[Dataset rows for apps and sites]
┄┄┄┄┄┄
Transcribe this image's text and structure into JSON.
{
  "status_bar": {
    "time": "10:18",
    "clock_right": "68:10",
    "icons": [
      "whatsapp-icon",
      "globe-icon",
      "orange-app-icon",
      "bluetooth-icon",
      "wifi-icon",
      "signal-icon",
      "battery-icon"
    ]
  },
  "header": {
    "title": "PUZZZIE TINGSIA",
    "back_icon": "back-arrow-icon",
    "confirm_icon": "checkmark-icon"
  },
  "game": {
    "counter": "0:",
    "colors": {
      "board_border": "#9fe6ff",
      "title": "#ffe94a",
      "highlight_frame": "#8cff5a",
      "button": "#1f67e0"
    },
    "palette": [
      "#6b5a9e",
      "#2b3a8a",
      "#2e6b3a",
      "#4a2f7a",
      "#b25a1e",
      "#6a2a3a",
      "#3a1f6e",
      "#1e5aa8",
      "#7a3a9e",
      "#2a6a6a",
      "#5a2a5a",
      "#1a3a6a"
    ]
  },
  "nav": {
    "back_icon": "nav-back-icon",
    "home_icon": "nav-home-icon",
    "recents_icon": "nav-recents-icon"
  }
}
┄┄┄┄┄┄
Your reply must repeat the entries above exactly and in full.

Response box =
Transcribe this image's text and structure into JSON.
{
  "status_bar": {
    "time": "10:18",
    "clock_right": "68:10",
    "icons": [
      "whatsapp-icon",
      "globe-icon",
      "orange-app-icon",
      "bluetooth-icon",
      "wifi-icon",
      "signal-icon",
      "battery-icon"
    ]
  },
  "header": {
    "title": "PUZZZIE TINGSIA",
    "back_icon": "back-arrow-icon",
    "confirm_icon": "checkmark-icon"
  },
  "game": {
    "counter": "0:",
    "colors": {
      "board_border": "#9fe6ff",
      "title": "#ffe94a",
      "highlight_frame": "#8cff5a",
      "button": "#1f67e0"
    },
    "palette": [
      "#6b5a9e",
      "#2b3a8a",
      "#2e6b3a",
      "#4a2f7a",
      "#b25a1e",
      "#6a2a3a",
      "#3a1f6e",
      "#1e5aa8",
      "#7a3a9e",
      "#2a6a6a",
      "#5a2a5a",
      "#1a3a6a"
    ]
  },
  "nav": {
    "back_icon": "nav-back-icon",
    "home_icon": "nav-home-icon",
    "recents_icon": "nav-recents-icon"
  }
}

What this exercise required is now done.